For now, however, we have far more than we need to know that what the United States started when, in 1948, it led the effort to create the Universal Declaration of Human Rights and became the moral figurehead for human rights concerns worldwide for more than a half-century, has come to an end. Eleanor Roosevelt, who led the commission that drafted that 1948 Declaration, remarked at the time that the United States was "the showcase" for the principles embodied in the declaration. Sixty-one years later, that is no longer true.
The Human Rights Movement Is History
From the very beginning of my own descent into the world of Bush administration torture policy—and, among other things, I was the co-editor of a 2005 collection of documents, already leaking out then, called The Torture Papers—I have resisted associating what U.S. officials were doing with past state atrocities. That was another, far worse realm, I reasoned, one in which countless people were disappeared and millions murdered. After all, the unfolding torture policy didn't kill (though some detainees certainly did die from maltreatment in U.S. secret and not-so-secret prisons abroad), it only inflicted pain. Others pointed out similarities between such Bush administration outrages and past barbarisms, but I veered away from analogies which, to my mind, undermined the evils of this particular story. So when Scott Horton compared the Nazi commandant of Auschwitz Rudolf Hoess to those who crafted the U.S. torture policy or Susan Sontag compared administration abuses of language to the linguistic perversions that preceded genocidal acts against the Hutus in Rwanda, I recoiled.

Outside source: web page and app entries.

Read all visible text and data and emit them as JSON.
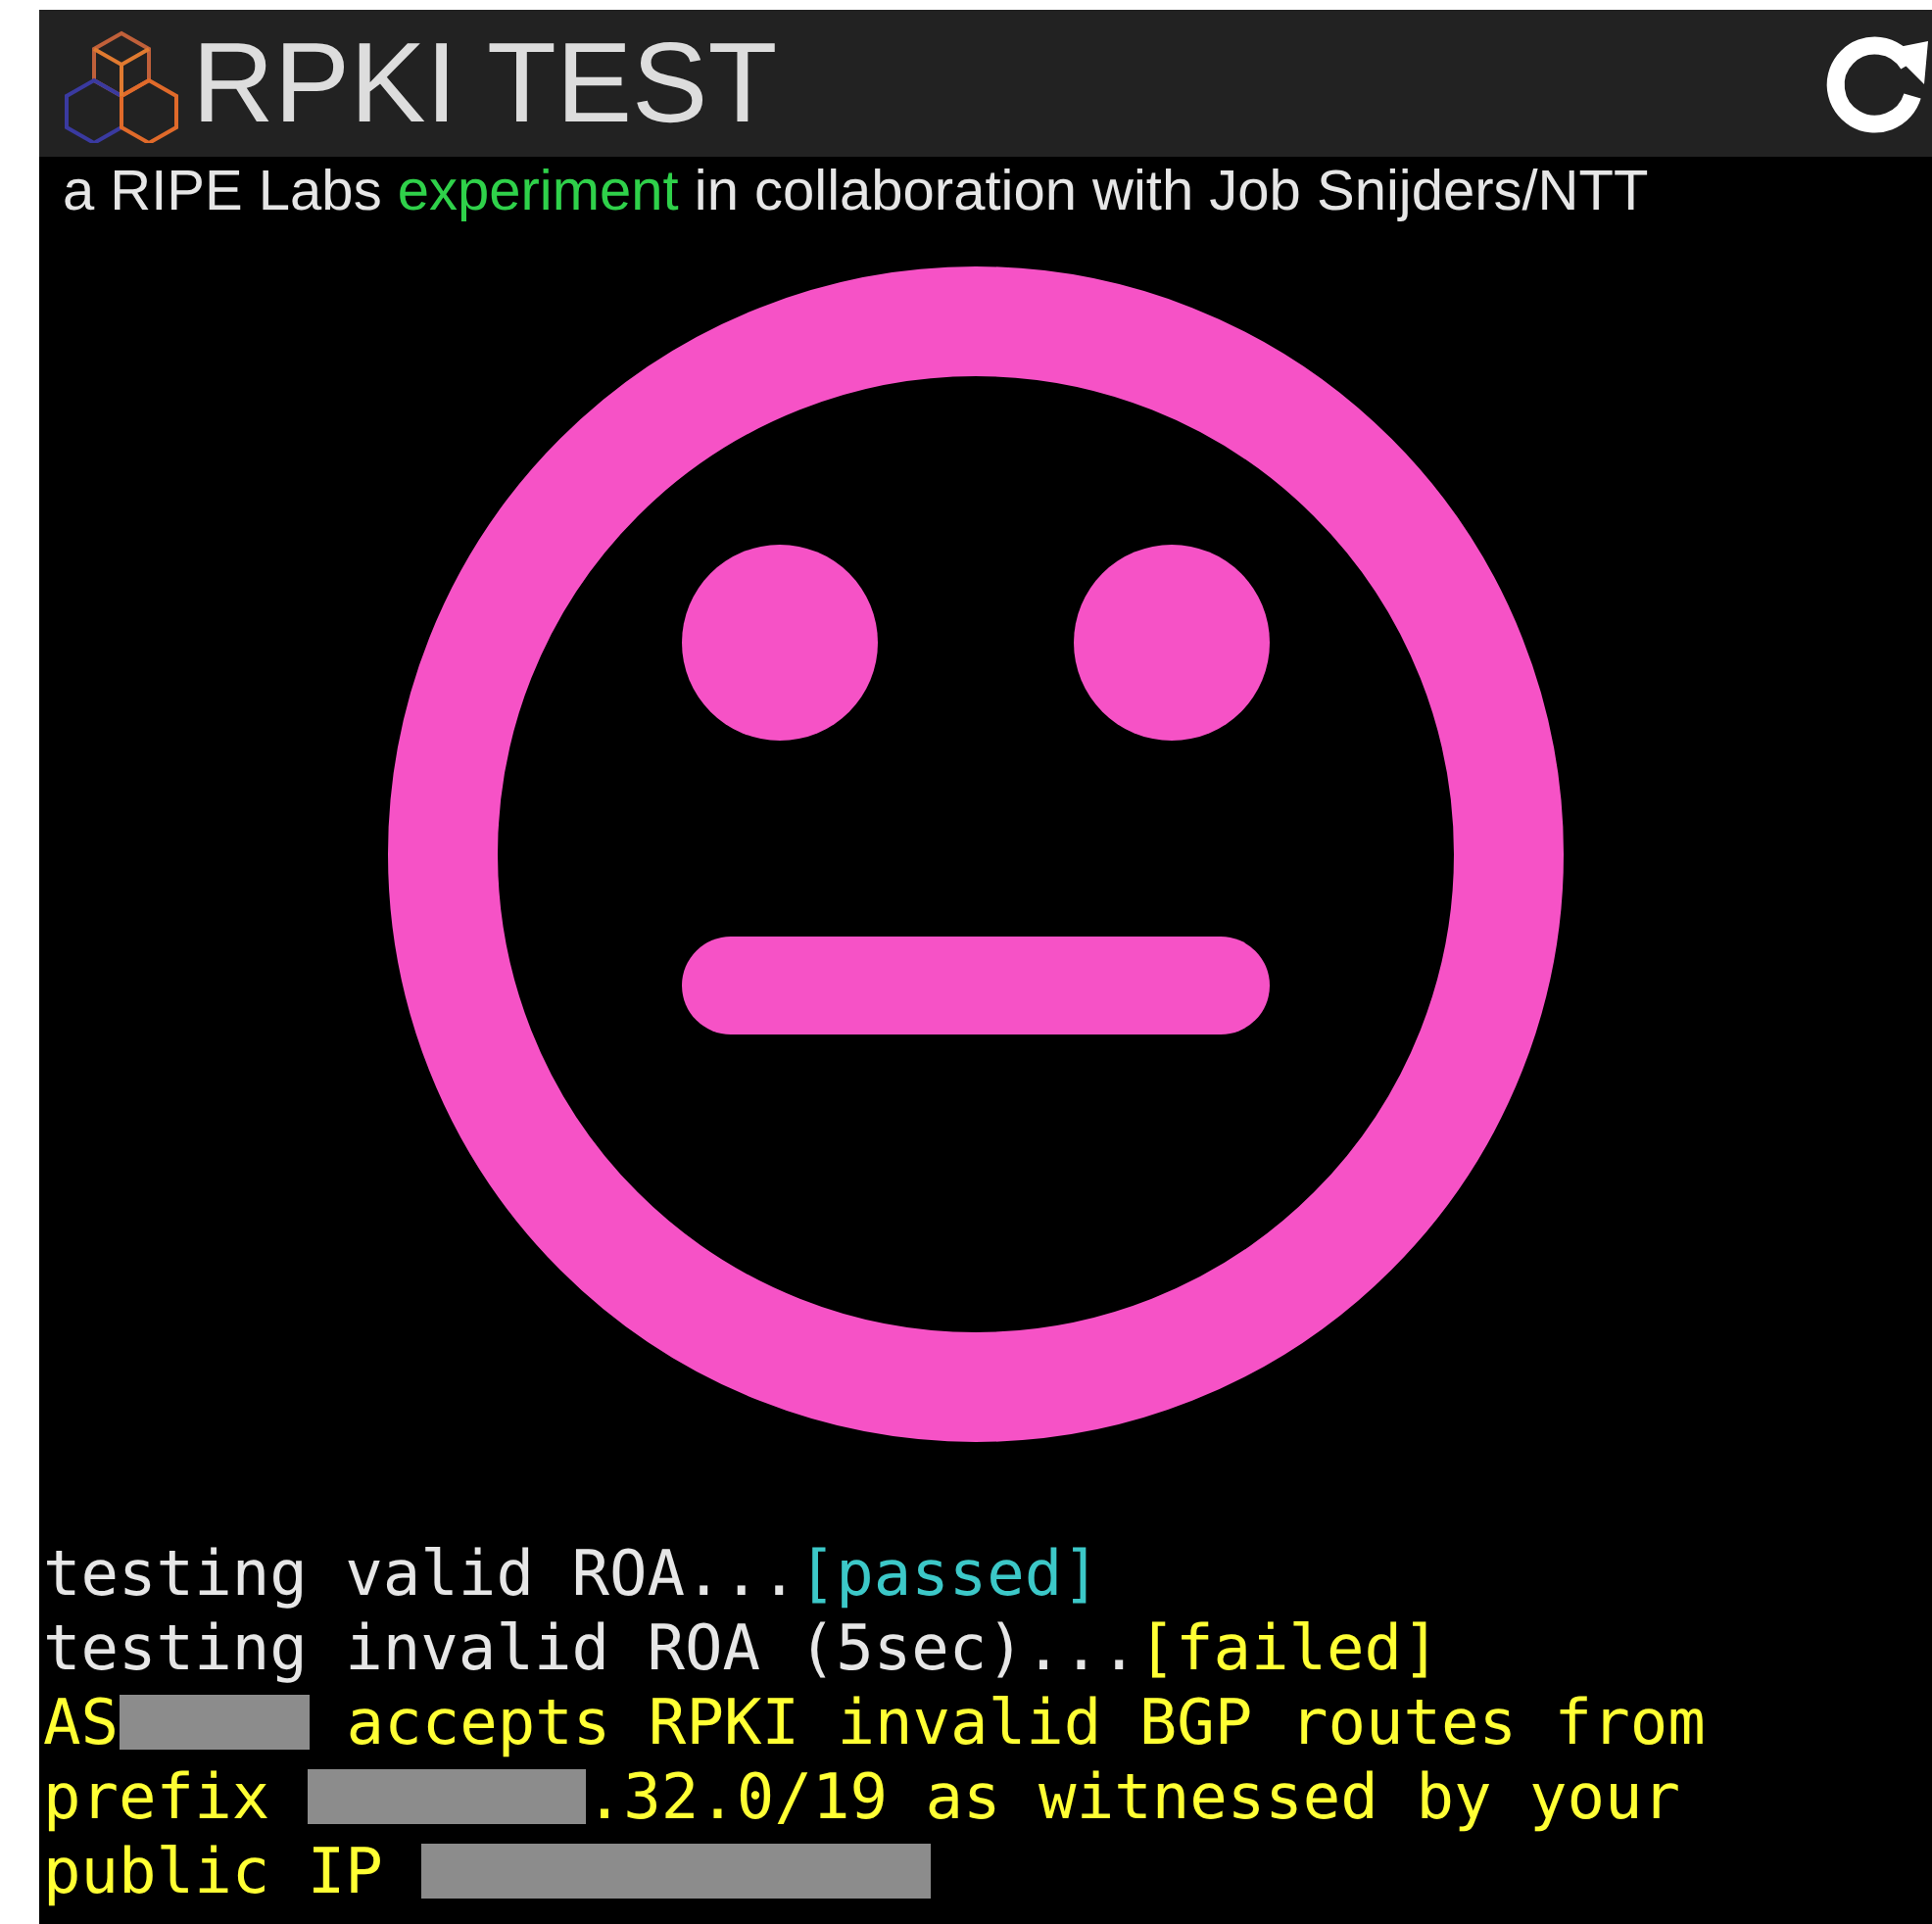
{
  "header": {
    "title": "RPKI TEST"
  },
  "subtitle": [
    {
      "kind": "text",
      "text": "a RIPE Labs "
    },
    {
      "kind": "link",
      "text": "experiment"
    },
    {
      "kind": "text",
      "text": " in collaboration with Job Snijders/NTT"
    }
  ],
  "face": {
    "kind": "neutral"
  },
  "tests": [
    {
      "text": "testing valid ROA...",
      "result": "[passed]",
      "passed": true
    },
    {
      "text": "testing invalid ROA (5sec)...",
      "result": "[failed]",
      "passed": false
    }
  ],
  "verdict": [
    [
      {
        "kind": "text",
        "text": "AS"
      },
      {
        "kind": "redacted"
      },
      {
        "kind": "text",
        "text": " accepts RPKI invalid BGP routes from"
      }
    ],
    [
      {
        "kind": "text",
        "text": "prefix "
      },
      {
        "kind": "redacted"
      },
      {
        "kind": "text",
        "text": ".32.0/19 as witnessed by your"
      }
    ],
    [
      {
        "kind": "text",
        "text": "public IP "
      },
      {
        "kind": "redacted"
      }
    ]
  ]
}
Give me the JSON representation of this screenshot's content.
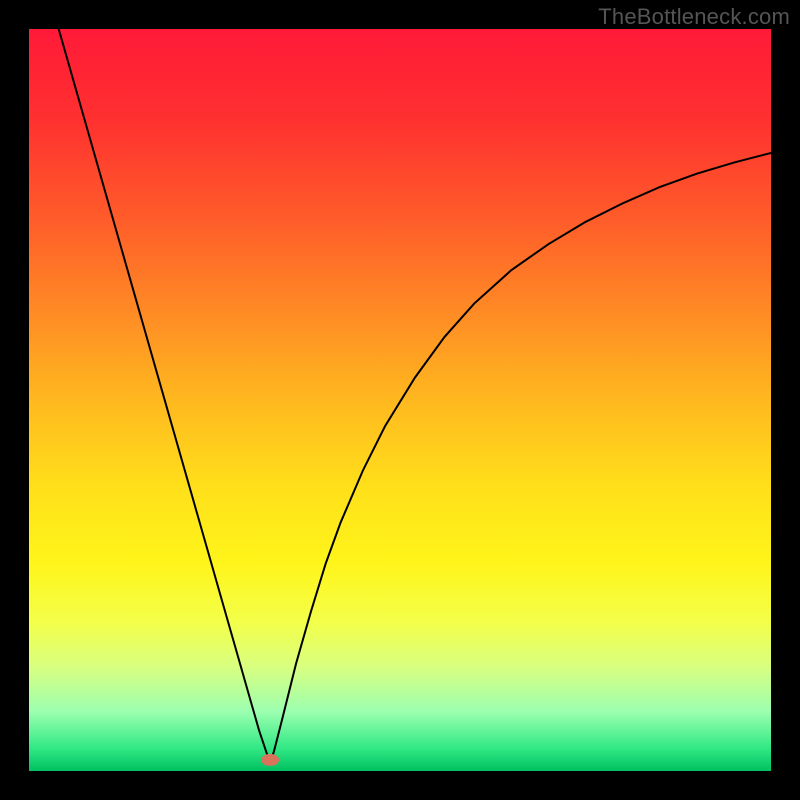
{
  "watermark": "TheBottleneck.com",
  "chart_data": {
    "type": "line",
    "title": "",
    "xlabel": "",
    "ylabel": "",
    "xlim": [
      0,
      100
    ],
    "ylim": [
      0,
      100
    ],
    "grid": false,
    "legend": false,
    "background_gradient": {
      "stops": [
        {
          "offset": 0.0,
          "color": "#ff1a38"
        },
        {
          "offset": 0.12,
          "color": "#ff3030"
        },
        {
          "offset": 0.25,
          "color": "#ff5a2a"
        },
        {
          "offset": 0.38,
          "color": "#ff8a25"
        },
        {
          "offset": 0.5,
          "color": "#ffb81f"
        },
        {
          "offset": 0.62,
          "color": "#ffe01a"
        },
        {
          "offset": 0.72,
          "color": "#fff51a"
        },
        {
          "offset": 0.8,
          "color": "#f3ff4a"
        },
        {
          "offset": 0.86,
          "color": "#d8ff80"
        },
        {
          "offset": 0.92,
          "color": "#9cffb0"
        },
        {
          "offset": 0.97,
          "color": "#30e884"
        },
        {
          "offset": 1.0,
          "color": "#00c060"
        }
      ]
    },
    "minimum_marker": {
      "x": 32.5,
      "y": 1.5,
      "color": "#d9745c"
    },
    "series": [
      {
        "name": "curve",
        "color": "#000000",
        "width": 2,
        "x": [
          4,
          6,
          8,
          10,
          12,
          14,
          16,
          18,
          20,
          22,
          24,
          26,
          28,
          30,
          31,
          32,
          32.5,
          33,
          34,
          35,
          36,
          38,
          40,
          42,
          45,
          48,
          52,
          56,
          60,
          65,
          70,
          75,
          80,
          85,
          90,
          95,
          100
        ],
        "y": [
          100,
          93,
          86,
          79,
          72,
          65,
          58,
          51,
          44,
          37,
          30,
          23,
          16,
          9,
          5.5,
          2.5,
          1.2,
          2.6,
          6.5,
          10.5,
          14.5,
          21.5,
          28,
          33.5,
          40.5,
          46.5,
          53,
          58.5,
          63,
          67.5,
          71,
          74,
          76.5,
          78.7,
          80.5,
          82,
          83.3
        ]
      }
    ]
  }
}
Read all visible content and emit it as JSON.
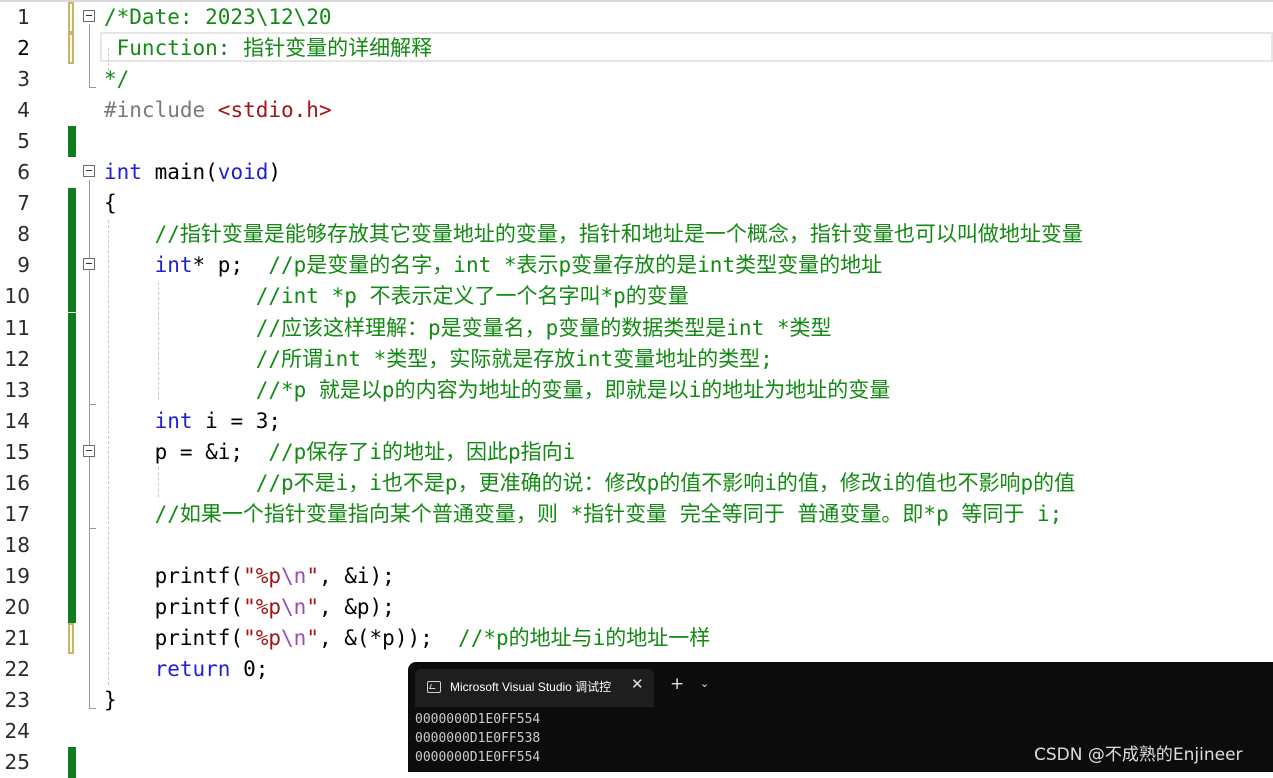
{
  "editor": {
    "lines": [
      {
        "n": "1",
        "segs": [
          {
            "t": "/*Date: 2023\\12\\20",
            "c": "cm"
          }
        ]
      },
      {
        "n": "2",
        "segs": [
          {
            "t": " Function: 指针变量的详细解释",
            "c": "cm"
          }
        ]
      },
      {
        "n": "3",
        "segs": [
          {
            "t": "*/",
            "c": "cm"
          }
        ]
      },
      {
        "n": "4",
        "segs": [
          {
            "t": "#include ",
            "c": "pp"
          },
          {
            "t": "<stdio.h>",
            "c": "str"
          }
        ]
      },
      {
        "n": "5",
        "segs": []
      },
      {
        "n": "6",
        "segs": [
          {
            "t": "int",
            "c": "kw"
          },
          {
            "t": " main(",
            "c": ""
          },
          {
            "t": "void",
            "c": "kw"
          },
          {
            "t": ")",
            "c": ""
          }
        ]
      },
      {
        "n": "7",
        "segs": [
          {
            "t": "{",
            "c": ""
          }
        ]
      },
      {
        "n": "8",
        "segs": [
          {
            "t": "    //指针变量是能够存放其它变量地址的变量，指针和地址是一个概念，指针变量也可以叫做地址变量",
            "c": "cm"
          }
        ]
      },
      {
        "n": "9",
        "segs": [
          {
            "t": "    ",
            "c": ""
          },
          {
            "t": "int",
            "c": "kw"
          },
          {
            "t": "* p;  ",
            "c": ""
          },
          {
            "t": "//p是变量的名字，int *表示p变量存放的是int类型变量的地址",
            "c": "cm"
          }
        ]
      },
      {
        "n": "10",
        "segs": [
          {
            "t": "            //int *p 不表示定义了一个名字叫*p的变量",
            "c": "cm"
          }
        ]
      },
      {
        "n": "11",
        "segs": [
          {
            "t": "            //应该这样理解：p是变量名，p变量的数据类型是int *类型",
            "c": "cm"
          }
        ]
      },
      {
        "n": "12",
        "segs": [
          {
            "t": "            //所谓int *类型，实际就是存放int变量地址的类型;",
            "c": "cm"
          }
        ]
      },
      {
        "n": "13",
        "segs": [
          {
            "t": "            //*p 就是以p的内容为地址的变量，即就是以i的地址为地址的变量",
            "c": "cm"
          }
        ]
      },
      {
        "n": "14",
        "segs": [
          {
            "t": "    ",
            "c": ""
          },
          {
            "t": "int",
            "c": "kw"
          },
          {
            "t": " i = 3;",
            "c": ""
          }
        ]
      },
      {
        "n": "15",
        "segs": [
          {
            "t": "    p = &i;  ",
            "c": ""
          },
          {
            "t": "//p保存了i的地址，因此p指向i",
            "c": "cm"
          }
        ]
      },
      {
        "n": "16",
        "segs": [
          {
            "t": "            //p不是i，i也不是p，更准确的说：修改p的值不影响i的值，修改i的值也不影响p的值",
            "c": "cm"
          }
        ]
      },
      {
        "n": "17",
        "segs": [
          {
            "t": "    //如果一个指针变量指向某个普通变量，则 *指针变量 完全等同于 普通变量。即*p 等同于 i;",
            "c": "cm"
          }
        ]
      },
      {
        "n": "18",
        "segs": []
      },
      {
        "n": "19",
        "segs": [
          {
            "t": "    printf(",
            "c": ""
          },
          {
            "t": "\"%p",
            "c": "str"
          },
          {
            "t": "\\n",
            "c": "esc"
          },
          {
            "t": "\"",
            "c": "str"
          },
          {
            "t": ", &i);",
            "c": ""
          }
        ]
      },
      {
        "n": "20",
        "segs": [
          {
            "t": "    printf(",
            "c": ""
          },
          {
            "t": "\"%p",
            "c": "str"
          },
          {
            "t": "\\n",
            "c": "esc"
          },
          {
            "t": "\"",
            "c": "str"
          },
          {
            "t": ", &p);",
            "c": ""
          }
        ]
      },
      {
        "n": "21",
        "segs": [
          {
            "t": "    printf(",
            "c": ""
          },
          {
            "t": "\"%p",
            "c": "str"
          },
          {
            "t": "\\n",
            "c": "esc"
          },
          {
            "t": "\"",
            "c": "str"
          },
          {
            "t": ", &(*p));  ",
            "c": ""
          },
          {
            "t": "//*p的地址与i的地址一样",
            "c": "cm"
          }
        ]
      },
      {
        "n": "22",
        "segs": [
          {
            "t": "    ",
            "c": ""
          },
          {
            "t": "return",
            "c": "kw"
          },
          {
            "t": " 0;",
            "c": ""
          }
        ]
      },
      {
        "n": "23",
        "segs": [
          {
            "t": "}",
            "c": ""
          }
        ]
      },
      {
        "n": "24",
        "segs": []
      },
      {
        "n": "25",
        "segs": []
      }
    ]
  },
  "terminal": {
    "tab_title": "Microsoft Visual Studio 调试控",
    "close_glyph": "✕",
    "new_tab_glyph": "+",
    "dropdown_glyph": "⌄",
    "output": [
      "0000000D1E0FF554",
      "0000000D1E0FF538",
      "0000000D1E0FF554"
    ]
  },
  "watermark": "CSDN @不成熟的Enjineer"
}
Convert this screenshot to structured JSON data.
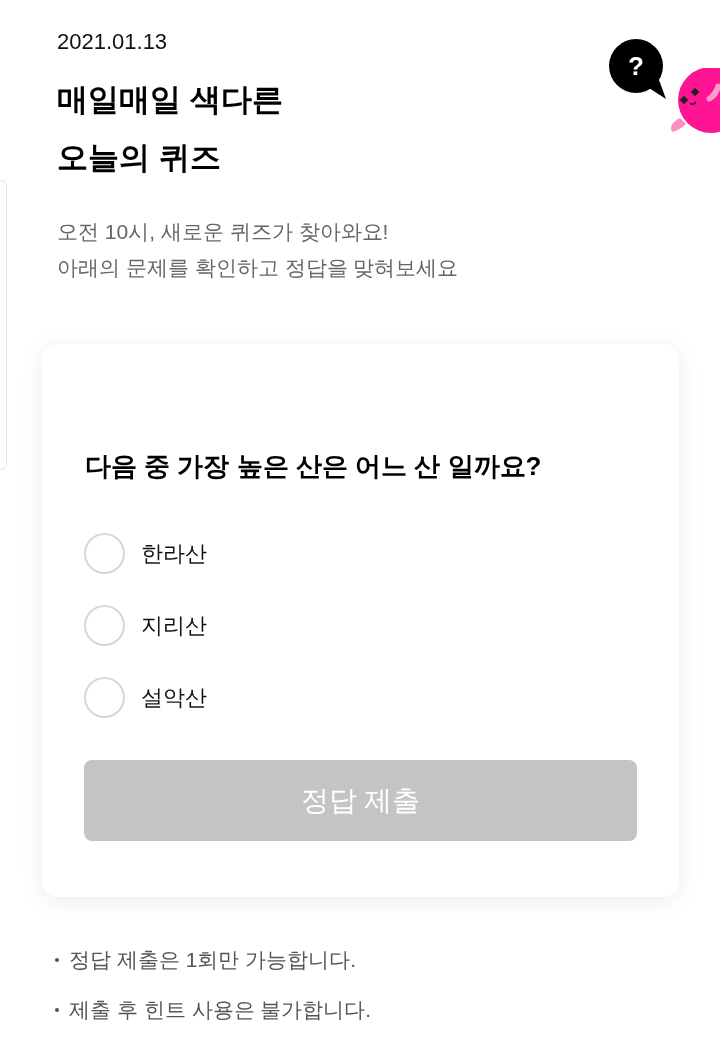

Analogies of such an extreme order just didn't suit me. But what I've resisted for five years, since the first Abu Ghraib revelations in the spring of 2004, I now find sadly indisputable. The supposed moral exceptionalism of the most powerful nation on Earth is no more. In its action-packed eight years, the Bush administration ensured that the United States would be the most ordinary of abusing, torturing nations.
Through perverse language, a twisting of the law, and an immersion in the precise details of implementing torture techniques, the United States renounced its position as the leader of the global human rights movement. Abandoned by the country it long considered its greatest ally, that movement now teeters at the edge of its grave. That's what the torture memos and the present media uproar over torture really mean.
Karen J. Greenberg is the Executive Director of the Center on Law and Security at the NYU School of Law, the co-editor of The Torture Papers: The Road to Abu Ghraib and the editor of The Torture Debate in America. Her most recent book is The Least Worst Place: Guantanamo's First 100 Days. To catch an audio interview in which she discusses the Bush administration "torture memos," click here.
Copyright 2009 Karen J. Greenberg